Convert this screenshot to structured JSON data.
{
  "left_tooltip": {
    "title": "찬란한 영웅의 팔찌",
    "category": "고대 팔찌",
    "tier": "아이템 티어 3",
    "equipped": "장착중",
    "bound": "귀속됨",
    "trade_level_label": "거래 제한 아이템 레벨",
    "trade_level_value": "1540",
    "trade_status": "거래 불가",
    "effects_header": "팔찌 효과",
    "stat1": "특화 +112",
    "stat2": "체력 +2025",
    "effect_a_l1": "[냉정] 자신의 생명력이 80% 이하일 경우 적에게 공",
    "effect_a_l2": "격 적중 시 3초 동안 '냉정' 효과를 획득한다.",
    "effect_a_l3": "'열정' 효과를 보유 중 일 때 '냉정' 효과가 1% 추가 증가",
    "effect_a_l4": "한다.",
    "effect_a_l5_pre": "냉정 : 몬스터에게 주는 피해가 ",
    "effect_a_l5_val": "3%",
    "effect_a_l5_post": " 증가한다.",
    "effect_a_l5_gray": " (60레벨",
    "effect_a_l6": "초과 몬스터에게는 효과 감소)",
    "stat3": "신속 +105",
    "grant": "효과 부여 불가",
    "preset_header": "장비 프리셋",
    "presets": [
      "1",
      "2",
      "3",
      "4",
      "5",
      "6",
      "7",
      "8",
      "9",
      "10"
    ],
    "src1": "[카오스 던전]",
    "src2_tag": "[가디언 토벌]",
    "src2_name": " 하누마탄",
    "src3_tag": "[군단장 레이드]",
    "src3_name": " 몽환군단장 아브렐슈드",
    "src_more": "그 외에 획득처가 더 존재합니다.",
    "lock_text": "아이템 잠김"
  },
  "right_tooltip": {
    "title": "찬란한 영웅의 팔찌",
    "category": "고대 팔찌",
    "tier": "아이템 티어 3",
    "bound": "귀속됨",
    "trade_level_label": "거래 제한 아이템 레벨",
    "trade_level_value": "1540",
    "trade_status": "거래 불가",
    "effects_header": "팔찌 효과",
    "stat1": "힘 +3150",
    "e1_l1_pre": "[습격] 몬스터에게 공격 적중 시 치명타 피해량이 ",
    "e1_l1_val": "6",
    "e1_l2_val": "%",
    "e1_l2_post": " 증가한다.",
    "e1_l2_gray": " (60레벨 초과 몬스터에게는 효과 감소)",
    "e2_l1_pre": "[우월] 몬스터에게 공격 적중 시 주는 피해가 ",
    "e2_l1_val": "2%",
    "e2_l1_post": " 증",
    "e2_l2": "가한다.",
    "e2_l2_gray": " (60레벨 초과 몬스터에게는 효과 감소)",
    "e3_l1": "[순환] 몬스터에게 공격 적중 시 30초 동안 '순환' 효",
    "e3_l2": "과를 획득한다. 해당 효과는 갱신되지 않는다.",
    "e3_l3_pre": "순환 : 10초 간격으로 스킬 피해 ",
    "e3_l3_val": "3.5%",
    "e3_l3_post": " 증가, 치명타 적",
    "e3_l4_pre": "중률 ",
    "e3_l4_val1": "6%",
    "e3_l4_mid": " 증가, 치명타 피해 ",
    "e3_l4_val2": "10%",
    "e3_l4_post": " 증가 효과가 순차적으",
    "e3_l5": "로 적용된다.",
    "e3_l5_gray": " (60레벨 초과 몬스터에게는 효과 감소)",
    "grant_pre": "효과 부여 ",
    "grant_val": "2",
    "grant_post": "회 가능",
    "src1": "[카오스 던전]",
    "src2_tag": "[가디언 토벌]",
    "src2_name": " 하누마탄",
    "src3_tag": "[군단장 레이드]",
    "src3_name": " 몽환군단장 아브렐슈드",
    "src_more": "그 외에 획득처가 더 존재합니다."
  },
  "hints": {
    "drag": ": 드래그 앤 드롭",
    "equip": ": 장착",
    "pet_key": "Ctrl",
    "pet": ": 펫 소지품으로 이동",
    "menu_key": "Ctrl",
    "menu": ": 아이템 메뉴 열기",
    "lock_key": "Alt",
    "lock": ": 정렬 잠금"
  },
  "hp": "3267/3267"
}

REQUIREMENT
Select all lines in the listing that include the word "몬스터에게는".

TASK ANSWER
    "effect_a_l6": "초과 몬스터에게는 효과 감소)",
    "e1_l2_gray": " (60레벨 초과 몬스터에게는 효과 감소)",
    "e2_l2_gray": " (60레벨 초과 몬스터에게는 효과 감소)",
    "e3_l5_gray": " (60레벨 초과 몬스터에게는 효과 감소)",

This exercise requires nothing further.